A video explaining the research can be found on Dropbox here: http://bit.
Research paper: 'Atezolizumab and Nab-Paclitaxel in Advanced Triple-Negative Breast Cancer'. Peter Schmid et al. New England Journal of Medicine http://www.
About Queen Mary University of London
Queen Mary University of London is a world-leading research-intensive university with over 25,000 students representing more than 160 nationalities. A member of the prestigious Russell Group, we work across the humanities and social sciences, medicine and dentistry, and science and engineering, with inspirational teaching directly informed by our research.
In the most recent exercise that rated research in the UK, we were ranked 5th in the country for the proportion of research outputs that were world-leading or internationally excellent. We offer more than 240 degree programmes and our reputation for excellent teaching was rewarded with a silver in the 2017 Teaching Excellence Framework (TEF) awards.
Queen Mary's history dates back to 1785, with the foundation of the London Hospital Medical College. Our history also encompasses the establishment of the People's Palace in 1887, which brought accessible education, culture and recreation to the East End of London. We also have roots in Westfield College, one of the first colleges to provide higher education to women.
Barts Health NHS Trust
With a turnover of £1.5 billion and a workforce of around 17,000, Barts Health is a leading healthcare provider in Britain and one of the largest NHS trusts in the country.
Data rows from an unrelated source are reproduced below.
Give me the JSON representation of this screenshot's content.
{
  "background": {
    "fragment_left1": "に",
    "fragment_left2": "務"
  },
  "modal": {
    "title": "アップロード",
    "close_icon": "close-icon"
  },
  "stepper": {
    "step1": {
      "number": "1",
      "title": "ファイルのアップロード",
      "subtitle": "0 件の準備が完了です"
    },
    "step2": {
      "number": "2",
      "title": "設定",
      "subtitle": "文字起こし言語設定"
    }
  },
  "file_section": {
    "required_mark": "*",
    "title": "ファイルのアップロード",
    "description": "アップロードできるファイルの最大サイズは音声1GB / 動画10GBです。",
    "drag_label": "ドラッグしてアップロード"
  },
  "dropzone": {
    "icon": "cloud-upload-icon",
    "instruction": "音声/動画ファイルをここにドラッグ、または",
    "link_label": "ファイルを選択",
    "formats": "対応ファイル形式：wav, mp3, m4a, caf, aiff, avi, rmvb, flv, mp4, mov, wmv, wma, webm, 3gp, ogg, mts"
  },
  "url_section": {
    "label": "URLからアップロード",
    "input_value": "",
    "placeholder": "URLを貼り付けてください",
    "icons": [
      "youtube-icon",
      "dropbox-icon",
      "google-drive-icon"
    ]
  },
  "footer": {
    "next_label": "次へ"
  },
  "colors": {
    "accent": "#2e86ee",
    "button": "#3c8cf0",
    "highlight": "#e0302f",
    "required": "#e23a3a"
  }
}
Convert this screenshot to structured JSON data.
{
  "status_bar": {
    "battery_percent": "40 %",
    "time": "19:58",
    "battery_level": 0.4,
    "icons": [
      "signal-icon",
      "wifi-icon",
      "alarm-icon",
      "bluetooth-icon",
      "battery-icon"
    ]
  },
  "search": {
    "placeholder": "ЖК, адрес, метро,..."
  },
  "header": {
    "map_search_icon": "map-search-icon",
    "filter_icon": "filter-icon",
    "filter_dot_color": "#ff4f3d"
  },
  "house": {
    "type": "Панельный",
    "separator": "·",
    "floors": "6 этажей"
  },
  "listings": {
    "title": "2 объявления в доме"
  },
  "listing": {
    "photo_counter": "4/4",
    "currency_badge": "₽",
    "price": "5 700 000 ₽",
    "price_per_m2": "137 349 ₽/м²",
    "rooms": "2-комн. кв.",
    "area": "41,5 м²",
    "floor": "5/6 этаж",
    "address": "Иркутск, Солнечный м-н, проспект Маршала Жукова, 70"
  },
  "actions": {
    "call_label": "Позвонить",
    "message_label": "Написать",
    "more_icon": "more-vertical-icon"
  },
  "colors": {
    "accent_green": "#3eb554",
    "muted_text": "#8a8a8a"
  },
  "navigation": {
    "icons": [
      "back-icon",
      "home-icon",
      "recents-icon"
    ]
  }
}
The Trust's five hospitals - St Bartholomew's Hospital in the City, including the Barts Heart Centre, The Royal London Hospital in Whitechapel, Newham University Hospital in Plaistow, Whipps Cross University Hospital in Leytonstone and Mile End Hospital - deliver high quality compassionate care to the 2.5 million people of east London and beyond.